## Aim of the exercise
Reprint all records below exactly. No images.
(Supplied data begins)
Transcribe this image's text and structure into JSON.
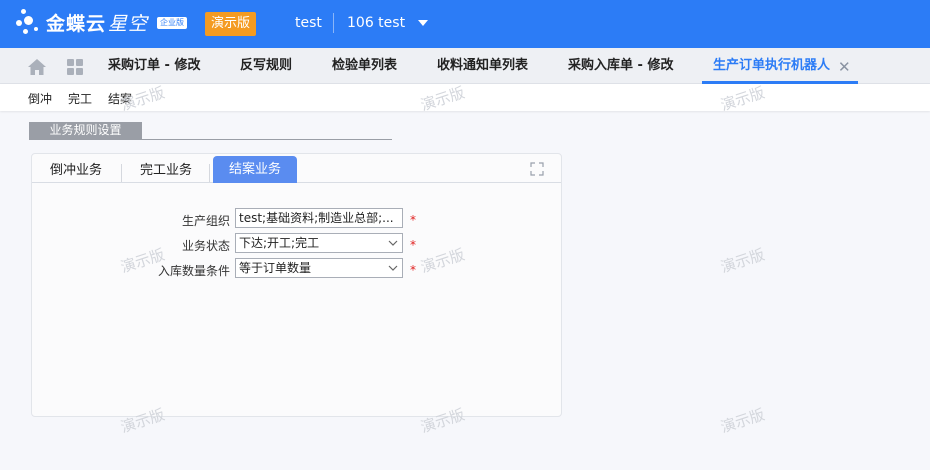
{
  "header": {
    "logo_text": "金蝶云",
    "logo_sub": "星空",
    "edition": "企业版",
    "demo_badge": "演示版",
    "user": "test",
    "org": "106  test"
  },
  "tabs": [
    {
      "label": "采购订单 - 修改"
    },
    {
      "label": "反写规则"
    },
    {
      "label": "检验单列表"
    },
    {
      "label": "收料通知单列表"
    },
    {
      "label": "采购入库单 - 修改"
    },
    {
      "label": "生产订单执行机器人"
    }
  ],
  "active_tab_close": "✕",
  "toolbar": {
    "items": [
      "倒冲",
      "完工",
      "结案"
    ]
  },
  "section": {
    "title": "业务规则设置"
  },
  "panel": {
    "tabs": [
      "倒冲业务",
      "完工业务",
      "结案业务"
    ],
    "active_tab": "结案业务"
  },
  "form": {
    "fields": [
      {
        "label": "生产组织",
        "value": "test;基础资料;制造业总部;...",
        "required": "*"
      },
      {
        "label": "业务状态",
        "value": "下达;开工;完工",
        "required": "*"
      },
      {
        "label": "入库数量条件",
        "value": "等于订单数量",
        "required": "*"
      }
    ]
  },
  "watermark": "演示版",
  "colors": {
    "brand_blue": "#2c7cf6",
    "badge_orange": "#f49b22",
    "active_inner_tab": "#5a8cf0",
    "required_red": "#e02020"
  }
}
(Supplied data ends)
## Answer to this problem
Transcribe this image's text and structure into JSON.
{
  "header": {
    "logo_text": "金蝶云",
    "logo_sub": "星空",
    "edition": "企业版",
    "demo_badge": "演示版",
    "user": "test",
    "org": "106  test"
  },
  "tabs": [
    {
      "label": "采购订单 - 修改"
    },
    {
      "label": "反写规则"
    },
    {
      "label": "检验单列表"
    },
    {
      "label": "收料通知单列表"
    },
    {
      "label": "采购入库单 - 修改"
    },
    {
      "label": "生产订单执行机器人"
    }
  ],
  "active_tab_close": "✕",
  "toolbar": {
    "items": [
      "倒冲",
      "完工",
      "结案"
    ]
  },
  "section": {
    "title": "业务规则设置"
  },
  "panel": {
    "tabs": [
      "倒冲业务",
      "完工业务",
      "结案业务"
    ],
    "active_tab": "结案业务"
  },
  "form": {
    "fields": [
      {
        "label": "生产组织",
        "value": "test;基础资料;制造业总部;...",
        "required": "*"
      },
      {
        "label": "业务状态",
        "value": "下达;开工;完工",
        "required": "*"
      },
      {
        "label": "入库数量条件",
        "value": "等于订单数量",
        "required": "*"
      }
    ]
  },
  "watermark": "演示版",
  "colors": {
    "brand_blue": "#2c7cf6",
    "badge_orange": "#f49b22",
    "active_inner_tab": "#5a8cf0",
    "required_red": "#e02020"
  }
}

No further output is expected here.